Published 10 January 2011

The Taiwanese government reports that experiments in potty-training pigs proved successful: a breeder of 10,000 pigs has established special pig “toilets” on the farm; the toilets were smeared with feces and urine to attract the pigs; within weeks, 95 percent of all pig waste was collected in the toilets, making the farm — as well as nearby rivers and fields — much cleaner; additional benefits: the cleaner farm helped reduce illness among the pigs and boosted their fertility by 20 percent

Taiwan’s environmental authorities said last week that they are planning to promote potty training for pigs to help curb water and waste pollution.

The Environmental Protection Administration made the pledge following the success of a pig farm in southern Taiwan, where the breeder started to potty-train his 10,000 pigs in late 2009, it said in a statement.

A 2009 news report has Chang Chung-tou, a pig farmer in Yunlin county, saying, “The pig toilets on my farm help me collect about 95% of all pig waste, making cleaning much, much easier.”

AFP reports that to keep his animals from defecating in nearby rivers, the breeder has established special “toilets” smeared with feces and urine to attract the pigs, it said.

This reduced the amount of waste water by up to 80 percent.
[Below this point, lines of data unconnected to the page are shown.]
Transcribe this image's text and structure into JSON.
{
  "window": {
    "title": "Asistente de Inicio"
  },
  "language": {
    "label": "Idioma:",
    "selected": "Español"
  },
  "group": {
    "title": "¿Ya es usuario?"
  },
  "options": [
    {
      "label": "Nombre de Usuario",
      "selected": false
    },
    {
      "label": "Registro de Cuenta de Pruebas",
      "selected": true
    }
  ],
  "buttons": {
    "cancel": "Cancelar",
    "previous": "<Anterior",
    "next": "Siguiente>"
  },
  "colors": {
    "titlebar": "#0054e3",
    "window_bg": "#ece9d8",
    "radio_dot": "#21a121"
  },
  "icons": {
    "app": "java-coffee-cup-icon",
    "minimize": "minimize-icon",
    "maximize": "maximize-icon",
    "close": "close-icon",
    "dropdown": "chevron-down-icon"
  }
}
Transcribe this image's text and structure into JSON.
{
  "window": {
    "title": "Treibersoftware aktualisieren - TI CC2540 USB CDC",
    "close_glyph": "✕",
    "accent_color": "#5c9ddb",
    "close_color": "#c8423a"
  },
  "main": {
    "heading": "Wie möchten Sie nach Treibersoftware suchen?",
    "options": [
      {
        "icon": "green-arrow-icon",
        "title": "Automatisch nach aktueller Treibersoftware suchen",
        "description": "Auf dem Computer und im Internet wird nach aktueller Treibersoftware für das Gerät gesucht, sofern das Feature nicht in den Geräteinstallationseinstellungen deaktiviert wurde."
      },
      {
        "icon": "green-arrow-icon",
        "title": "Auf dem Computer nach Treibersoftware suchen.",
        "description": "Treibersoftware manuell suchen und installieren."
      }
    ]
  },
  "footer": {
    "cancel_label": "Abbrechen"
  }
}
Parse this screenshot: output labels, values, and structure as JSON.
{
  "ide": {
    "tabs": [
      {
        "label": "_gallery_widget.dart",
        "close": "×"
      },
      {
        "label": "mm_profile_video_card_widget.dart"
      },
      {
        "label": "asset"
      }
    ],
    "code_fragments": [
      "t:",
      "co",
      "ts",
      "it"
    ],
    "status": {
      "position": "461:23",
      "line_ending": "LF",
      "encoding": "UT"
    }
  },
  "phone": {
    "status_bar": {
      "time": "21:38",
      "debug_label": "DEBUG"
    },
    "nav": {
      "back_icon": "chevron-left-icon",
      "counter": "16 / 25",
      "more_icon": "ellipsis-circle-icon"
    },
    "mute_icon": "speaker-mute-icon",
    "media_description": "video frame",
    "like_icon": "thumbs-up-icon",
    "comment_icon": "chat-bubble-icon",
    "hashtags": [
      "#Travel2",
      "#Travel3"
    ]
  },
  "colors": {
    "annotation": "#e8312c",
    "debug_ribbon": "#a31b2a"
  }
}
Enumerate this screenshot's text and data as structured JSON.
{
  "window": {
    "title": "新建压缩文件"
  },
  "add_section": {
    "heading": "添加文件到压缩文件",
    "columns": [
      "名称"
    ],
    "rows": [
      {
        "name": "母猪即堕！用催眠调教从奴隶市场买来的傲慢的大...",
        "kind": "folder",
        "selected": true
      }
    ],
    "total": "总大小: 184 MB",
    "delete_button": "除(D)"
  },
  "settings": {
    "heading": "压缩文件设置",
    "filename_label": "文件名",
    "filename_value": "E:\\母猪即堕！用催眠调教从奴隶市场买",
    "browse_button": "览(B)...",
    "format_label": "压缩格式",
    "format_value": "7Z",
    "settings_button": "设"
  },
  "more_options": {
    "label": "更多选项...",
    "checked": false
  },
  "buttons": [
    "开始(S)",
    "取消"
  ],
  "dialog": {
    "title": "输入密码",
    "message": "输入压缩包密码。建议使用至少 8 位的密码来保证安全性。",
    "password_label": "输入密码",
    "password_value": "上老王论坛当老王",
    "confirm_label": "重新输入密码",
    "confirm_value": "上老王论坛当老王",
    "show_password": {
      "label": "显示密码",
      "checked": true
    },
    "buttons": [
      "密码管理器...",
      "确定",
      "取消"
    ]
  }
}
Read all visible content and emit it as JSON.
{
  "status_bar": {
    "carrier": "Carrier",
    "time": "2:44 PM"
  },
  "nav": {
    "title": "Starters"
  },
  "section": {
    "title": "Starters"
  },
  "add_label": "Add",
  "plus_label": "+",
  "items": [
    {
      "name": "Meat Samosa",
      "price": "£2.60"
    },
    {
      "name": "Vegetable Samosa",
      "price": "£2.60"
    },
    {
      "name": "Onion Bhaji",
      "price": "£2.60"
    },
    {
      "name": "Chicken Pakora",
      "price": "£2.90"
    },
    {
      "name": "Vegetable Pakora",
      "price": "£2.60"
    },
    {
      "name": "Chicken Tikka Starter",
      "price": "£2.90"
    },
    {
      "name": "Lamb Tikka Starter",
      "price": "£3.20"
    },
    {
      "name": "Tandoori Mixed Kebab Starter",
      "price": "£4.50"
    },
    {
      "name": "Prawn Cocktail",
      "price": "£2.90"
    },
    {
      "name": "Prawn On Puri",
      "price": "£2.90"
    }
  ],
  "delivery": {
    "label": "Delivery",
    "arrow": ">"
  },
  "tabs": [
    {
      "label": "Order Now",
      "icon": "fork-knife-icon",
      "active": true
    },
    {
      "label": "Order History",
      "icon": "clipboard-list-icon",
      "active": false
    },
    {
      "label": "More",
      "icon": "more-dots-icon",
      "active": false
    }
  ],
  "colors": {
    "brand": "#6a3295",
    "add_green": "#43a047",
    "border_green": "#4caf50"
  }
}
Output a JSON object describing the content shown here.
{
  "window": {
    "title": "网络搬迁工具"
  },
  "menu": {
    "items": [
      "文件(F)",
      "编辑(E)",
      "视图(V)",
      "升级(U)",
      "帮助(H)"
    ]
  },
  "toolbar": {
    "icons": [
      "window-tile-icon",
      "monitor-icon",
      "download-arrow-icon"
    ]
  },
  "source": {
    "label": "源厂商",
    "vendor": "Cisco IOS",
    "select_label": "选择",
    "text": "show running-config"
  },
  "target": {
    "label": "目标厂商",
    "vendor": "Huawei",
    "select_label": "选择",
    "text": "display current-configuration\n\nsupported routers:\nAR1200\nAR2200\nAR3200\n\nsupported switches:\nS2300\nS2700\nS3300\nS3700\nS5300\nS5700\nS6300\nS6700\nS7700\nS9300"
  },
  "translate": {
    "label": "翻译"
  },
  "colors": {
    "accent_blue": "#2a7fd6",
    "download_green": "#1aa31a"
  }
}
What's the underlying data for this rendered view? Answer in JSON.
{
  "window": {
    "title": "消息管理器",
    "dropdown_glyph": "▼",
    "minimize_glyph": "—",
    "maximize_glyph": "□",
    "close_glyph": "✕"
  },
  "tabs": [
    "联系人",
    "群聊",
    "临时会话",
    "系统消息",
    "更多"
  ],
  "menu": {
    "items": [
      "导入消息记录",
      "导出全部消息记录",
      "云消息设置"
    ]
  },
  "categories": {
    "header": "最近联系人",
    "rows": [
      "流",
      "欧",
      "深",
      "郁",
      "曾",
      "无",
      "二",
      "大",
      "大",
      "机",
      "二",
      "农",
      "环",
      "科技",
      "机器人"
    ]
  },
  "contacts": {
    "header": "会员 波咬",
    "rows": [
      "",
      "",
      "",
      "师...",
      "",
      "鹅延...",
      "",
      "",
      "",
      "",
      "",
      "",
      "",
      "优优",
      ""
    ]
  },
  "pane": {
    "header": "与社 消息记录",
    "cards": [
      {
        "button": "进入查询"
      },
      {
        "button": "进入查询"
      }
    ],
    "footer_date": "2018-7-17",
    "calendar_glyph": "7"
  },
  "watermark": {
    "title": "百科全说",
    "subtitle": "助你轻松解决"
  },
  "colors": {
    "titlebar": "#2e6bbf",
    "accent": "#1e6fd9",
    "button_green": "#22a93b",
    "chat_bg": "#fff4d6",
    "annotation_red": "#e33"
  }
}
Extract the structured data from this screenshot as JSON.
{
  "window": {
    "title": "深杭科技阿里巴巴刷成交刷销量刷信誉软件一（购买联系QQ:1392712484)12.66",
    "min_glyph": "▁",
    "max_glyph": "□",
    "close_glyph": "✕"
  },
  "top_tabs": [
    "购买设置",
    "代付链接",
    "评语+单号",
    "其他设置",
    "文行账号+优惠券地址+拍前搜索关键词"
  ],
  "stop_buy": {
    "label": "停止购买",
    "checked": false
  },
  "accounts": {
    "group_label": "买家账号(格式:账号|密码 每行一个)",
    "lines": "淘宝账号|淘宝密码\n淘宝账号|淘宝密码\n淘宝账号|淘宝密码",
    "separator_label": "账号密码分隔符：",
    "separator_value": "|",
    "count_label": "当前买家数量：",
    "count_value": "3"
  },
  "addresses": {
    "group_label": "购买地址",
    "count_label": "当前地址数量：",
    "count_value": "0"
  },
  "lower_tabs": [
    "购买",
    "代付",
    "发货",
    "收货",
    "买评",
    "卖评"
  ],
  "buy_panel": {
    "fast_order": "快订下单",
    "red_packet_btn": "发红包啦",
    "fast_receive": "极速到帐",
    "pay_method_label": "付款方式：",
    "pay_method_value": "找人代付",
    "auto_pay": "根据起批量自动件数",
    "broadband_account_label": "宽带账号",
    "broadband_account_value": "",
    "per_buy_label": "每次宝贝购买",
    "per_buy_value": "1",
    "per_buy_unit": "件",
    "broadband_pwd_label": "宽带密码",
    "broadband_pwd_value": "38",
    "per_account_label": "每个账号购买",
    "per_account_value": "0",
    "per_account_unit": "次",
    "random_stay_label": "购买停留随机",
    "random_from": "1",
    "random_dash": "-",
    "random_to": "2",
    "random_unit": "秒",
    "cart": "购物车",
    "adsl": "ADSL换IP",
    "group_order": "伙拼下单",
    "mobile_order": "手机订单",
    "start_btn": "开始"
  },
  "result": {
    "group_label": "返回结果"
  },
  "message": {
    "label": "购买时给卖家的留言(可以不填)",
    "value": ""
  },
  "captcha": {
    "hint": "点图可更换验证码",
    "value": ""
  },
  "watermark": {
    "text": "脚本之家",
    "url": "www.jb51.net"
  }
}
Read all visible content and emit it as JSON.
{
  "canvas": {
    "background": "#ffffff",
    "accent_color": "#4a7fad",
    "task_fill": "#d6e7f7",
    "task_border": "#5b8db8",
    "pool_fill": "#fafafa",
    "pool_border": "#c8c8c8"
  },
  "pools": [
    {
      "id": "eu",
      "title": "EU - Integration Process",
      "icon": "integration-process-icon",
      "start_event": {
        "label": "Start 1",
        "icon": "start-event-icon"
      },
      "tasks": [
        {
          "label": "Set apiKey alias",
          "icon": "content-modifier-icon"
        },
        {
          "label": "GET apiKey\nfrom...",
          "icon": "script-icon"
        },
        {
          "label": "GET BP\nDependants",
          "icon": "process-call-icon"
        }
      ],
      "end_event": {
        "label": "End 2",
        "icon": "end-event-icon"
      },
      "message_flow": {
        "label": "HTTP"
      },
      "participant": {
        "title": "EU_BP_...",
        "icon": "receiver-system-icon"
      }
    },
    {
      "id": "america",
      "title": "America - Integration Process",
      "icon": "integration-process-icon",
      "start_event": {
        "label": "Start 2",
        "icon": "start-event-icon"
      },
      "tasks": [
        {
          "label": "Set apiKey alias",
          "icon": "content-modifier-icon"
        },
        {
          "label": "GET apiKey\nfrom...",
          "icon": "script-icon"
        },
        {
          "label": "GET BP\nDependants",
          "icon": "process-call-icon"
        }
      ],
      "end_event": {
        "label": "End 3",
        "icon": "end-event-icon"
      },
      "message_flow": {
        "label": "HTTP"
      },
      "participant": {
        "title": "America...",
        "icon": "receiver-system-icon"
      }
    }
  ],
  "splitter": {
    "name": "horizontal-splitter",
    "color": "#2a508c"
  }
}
As well as making the farm cleaner and less smelly, it also helped reduce illness among the pigs and boosted their fertility by 20 percent, it added.

Taiwan has about six million pigs, most of them raised on farms in the centre and the south of the island.

Waste from livestock farms is among the main complaints about water pollution received by the administration. In his book, Beyond Beef, Jeremy Rivkin quotes food geographers’ estimates that cattle and livestock account for twice the amount of pollutants as comes from all U.S. industrial sources. Harvey Diamond’s book Your Heart, Your Planet, says that “every second 250,00 pounds (113 tons) of excrement are produce from livestock in the USA.”